Problem to work on
Look over the entries below. Report how many lines hold the word "this", and only that.

Data
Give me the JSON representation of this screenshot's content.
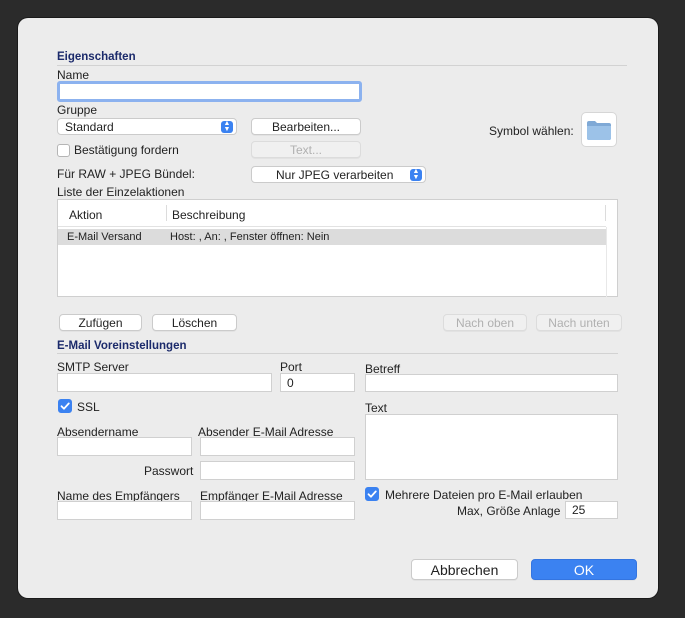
{
  "properties": {
    "section_title": "Eigenschaften",
    "name_label": "Name",
    "name_value": "",
    "group_label": "Gruppe",
    "group_value": "Standard",
    "edit_button": "Bearbeiten...",
    "symbol_label": "Symbol wählen:",
    "symbol_icon": "folder-icon",
    "confirm_label": "Bestätigung fordern",
    "confirm_checked": false,
    "text_button": "Text...",
    "raw_label": "Für RAW + JPEG Bündel:",
    "raw_value": "Nur JPEG verarbeiten",
    "actions_label": "Liste der Einzelaktionen"
  },
  "actions_table": {
    "columns": [
      "Aktion",
      "Beschreibung"
    ],
    "rows": [
      {
        "action": "E-Mail Versand",
        "description": "Host: , An: , Fenster öffnen: Nein"
      }
    ]
  },
  "action_buttons": {
    "add": "Zufügen",
    "delete": "Löschen",
    "move_up": "Nach oben",
    "move_down": "Nach unten"
  },
  "email": {
    "section_title": "E-Mail Voreinstellungen",
    "smtp_label": "SMTP Server",
    "smtp_value": "",
    "port_label": "Port",
    "port_value": "0",
    "subject_label": "Betreff",
    "subject_value": "",
    "ssl_label": "SSL",
    "ssl_checked": true,
    "text_label": "Text",
    "text_value": "",
    "sender_name_label": "Absendername",
    "sender_name_value": "",
    "sender_email_label": "Absender E-Mail Adresse",
    "sender_email_value": "",
    "password_label": "Passwort",
    "password_value": "",
    "recipient_name_label": "Name des Empfängers",
    "recipient_name_value": "",
    "recipient_email_label": "Empfänger E-Mail Adresse",
    "recipient_email_value": "",
    "multi_files_label": "Mehrere Dateien pro E-Mail erlauben",
    "multi_files_checked": true,
    "max_size_label": "Max, Größe Anlage",
    "max_size_value": "25"
  },
  "footer": {
    "cancel": "Abbrechen",
    "ok": "OK"
  },
  "colors": {
    "accent": "#3b82f1",
    "section_title": "#1b2a6b",
    "background": "#ececec"
  }
}
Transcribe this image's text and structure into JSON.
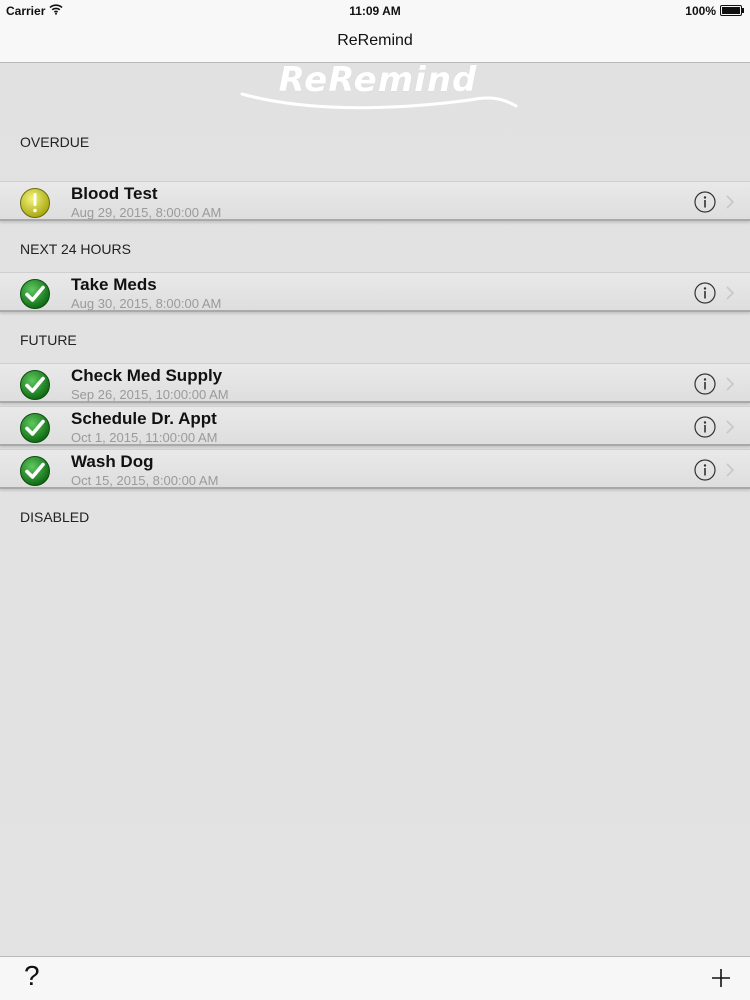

Problem solution
2